WORK INSTRUCTION: Go line by line through the data and copy those with the word "оборудования".
--- MATERIAL FOR THIS EXERCISE ---
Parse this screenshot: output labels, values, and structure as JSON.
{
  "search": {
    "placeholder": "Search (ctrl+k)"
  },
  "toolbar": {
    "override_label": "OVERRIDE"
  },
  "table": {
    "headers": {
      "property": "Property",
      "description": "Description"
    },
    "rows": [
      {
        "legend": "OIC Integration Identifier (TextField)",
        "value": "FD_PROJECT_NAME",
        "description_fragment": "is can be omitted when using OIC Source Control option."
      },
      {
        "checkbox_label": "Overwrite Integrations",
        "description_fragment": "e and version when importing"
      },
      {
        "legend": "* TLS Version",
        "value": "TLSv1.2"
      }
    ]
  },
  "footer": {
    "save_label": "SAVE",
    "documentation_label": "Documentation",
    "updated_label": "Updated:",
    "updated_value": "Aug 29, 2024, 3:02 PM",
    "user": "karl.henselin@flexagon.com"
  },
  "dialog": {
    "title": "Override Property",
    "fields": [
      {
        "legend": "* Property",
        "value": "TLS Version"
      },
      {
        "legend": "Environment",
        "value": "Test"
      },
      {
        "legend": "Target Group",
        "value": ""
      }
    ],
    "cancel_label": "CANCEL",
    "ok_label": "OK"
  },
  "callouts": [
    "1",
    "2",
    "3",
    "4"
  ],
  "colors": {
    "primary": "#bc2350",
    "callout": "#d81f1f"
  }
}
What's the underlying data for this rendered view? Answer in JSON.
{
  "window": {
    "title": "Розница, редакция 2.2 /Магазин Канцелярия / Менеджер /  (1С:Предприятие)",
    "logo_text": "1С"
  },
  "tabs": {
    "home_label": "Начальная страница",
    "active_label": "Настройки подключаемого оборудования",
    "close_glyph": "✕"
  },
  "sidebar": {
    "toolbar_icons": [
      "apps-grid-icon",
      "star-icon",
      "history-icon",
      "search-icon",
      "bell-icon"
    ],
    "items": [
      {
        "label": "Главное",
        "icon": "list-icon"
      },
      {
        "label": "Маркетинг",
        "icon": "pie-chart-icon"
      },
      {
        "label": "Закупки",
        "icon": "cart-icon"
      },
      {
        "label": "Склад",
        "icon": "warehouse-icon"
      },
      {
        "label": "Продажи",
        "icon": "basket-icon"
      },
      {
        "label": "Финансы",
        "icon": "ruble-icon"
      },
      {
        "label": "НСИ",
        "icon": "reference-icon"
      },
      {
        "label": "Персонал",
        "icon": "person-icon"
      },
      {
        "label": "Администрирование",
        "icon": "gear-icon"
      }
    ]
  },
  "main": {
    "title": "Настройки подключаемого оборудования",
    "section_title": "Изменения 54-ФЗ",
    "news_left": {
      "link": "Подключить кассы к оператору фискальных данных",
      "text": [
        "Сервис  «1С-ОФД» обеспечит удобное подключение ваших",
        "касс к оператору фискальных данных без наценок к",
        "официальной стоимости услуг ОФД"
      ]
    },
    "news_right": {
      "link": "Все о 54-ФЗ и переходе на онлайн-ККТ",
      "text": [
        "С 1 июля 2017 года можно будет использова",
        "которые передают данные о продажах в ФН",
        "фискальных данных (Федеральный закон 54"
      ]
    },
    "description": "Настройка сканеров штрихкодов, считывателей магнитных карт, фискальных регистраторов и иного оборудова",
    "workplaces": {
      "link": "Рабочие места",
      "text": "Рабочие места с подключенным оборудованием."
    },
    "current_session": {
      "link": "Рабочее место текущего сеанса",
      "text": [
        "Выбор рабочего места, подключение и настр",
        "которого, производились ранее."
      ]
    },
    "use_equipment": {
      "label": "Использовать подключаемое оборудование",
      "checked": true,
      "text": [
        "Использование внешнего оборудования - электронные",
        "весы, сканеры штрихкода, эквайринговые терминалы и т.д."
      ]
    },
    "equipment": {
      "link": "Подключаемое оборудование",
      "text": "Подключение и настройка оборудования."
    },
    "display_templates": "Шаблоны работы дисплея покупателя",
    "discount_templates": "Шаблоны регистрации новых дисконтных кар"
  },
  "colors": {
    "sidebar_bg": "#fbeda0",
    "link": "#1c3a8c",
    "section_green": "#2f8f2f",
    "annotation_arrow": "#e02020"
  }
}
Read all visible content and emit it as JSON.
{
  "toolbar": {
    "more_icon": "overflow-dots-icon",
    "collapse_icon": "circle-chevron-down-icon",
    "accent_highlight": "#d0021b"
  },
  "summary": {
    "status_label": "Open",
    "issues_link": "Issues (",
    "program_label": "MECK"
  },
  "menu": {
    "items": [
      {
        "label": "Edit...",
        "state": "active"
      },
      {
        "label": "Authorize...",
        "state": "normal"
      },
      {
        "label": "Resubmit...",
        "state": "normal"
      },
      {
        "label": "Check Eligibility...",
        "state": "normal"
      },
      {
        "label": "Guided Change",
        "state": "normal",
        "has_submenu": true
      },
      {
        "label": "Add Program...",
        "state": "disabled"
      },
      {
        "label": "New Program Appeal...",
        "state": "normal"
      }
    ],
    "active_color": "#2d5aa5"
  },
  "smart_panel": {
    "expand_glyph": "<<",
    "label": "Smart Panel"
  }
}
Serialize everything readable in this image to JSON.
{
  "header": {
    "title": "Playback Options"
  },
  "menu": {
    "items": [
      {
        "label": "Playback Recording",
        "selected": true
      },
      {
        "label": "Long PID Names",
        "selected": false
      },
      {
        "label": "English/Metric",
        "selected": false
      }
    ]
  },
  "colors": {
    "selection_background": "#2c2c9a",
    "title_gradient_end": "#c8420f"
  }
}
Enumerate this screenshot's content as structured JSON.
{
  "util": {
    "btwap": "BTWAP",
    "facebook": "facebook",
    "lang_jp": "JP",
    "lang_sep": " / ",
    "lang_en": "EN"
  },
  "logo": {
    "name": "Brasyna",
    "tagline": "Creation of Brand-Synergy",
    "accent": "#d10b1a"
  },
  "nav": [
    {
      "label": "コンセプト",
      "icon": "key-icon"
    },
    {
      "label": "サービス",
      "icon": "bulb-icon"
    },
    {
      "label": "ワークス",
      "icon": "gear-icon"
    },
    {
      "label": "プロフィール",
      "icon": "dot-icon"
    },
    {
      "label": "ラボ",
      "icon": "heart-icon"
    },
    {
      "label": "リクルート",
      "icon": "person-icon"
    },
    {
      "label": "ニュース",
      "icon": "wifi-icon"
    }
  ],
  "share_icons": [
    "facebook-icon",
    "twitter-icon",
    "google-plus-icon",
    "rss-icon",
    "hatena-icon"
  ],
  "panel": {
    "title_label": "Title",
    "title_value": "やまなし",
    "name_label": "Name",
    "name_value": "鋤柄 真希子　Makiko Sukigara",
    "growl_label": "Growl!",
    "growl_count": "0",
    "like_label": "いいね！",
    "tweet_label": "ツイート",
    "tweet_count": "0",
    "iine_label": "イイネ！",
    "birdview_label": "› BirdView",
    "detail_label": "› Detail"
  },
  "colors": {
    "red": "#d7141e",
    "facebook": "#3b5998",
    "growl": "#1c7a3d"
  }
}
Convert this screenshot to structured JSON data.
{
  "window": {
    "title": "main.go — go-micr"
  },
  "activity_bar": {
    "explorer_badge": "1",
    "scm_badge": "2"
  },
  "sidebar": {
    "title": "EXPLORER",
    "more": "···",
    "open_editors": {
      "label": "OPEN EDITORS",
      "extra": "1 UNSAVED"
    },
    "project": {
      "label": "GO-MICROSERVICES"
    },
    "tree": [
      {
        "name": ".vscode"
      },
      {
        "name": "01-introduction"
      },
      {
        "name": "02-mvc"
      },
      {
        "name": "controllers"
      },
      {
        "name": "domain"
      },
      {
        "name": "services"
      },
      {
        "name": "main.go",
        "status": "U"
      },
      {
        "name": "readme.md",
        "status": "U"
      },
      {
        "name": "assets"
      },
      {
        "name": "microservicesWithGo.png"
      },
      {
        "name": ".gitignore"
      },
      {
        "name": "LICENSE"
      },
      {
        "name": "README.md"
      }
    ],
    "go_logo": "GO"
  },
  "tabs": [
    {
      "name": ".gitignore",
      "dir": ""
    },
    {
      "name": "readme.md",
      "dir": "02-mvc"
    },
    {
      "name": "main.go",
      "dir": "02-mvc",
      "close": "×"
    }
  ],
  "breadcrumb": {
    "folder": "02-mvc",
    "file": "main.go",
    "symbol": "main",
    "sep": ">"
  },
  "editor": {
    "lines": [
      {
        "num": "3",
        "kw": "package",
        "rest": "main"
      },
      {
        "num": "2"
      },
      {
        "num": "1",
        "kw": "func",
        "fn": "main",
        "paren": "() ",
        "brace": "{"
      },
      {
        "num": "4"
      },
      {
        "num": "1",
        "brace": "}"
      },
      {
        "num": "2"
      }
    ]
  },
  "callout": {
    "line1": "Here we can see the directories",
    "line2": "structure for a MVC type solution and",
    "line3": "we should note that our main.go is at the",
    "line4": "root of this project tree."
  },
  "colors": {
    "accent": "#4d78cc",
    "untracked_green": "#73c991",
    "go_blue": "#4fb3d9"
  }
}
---
WORKED SOLUTION:
    "active_label": "Настройки подключаемого оборудования",
    "title": "Настройки подключаемого оборудования",
        "Использование внешнего оборудования - электронные",
      "text": "Подключение и настройка оборудования."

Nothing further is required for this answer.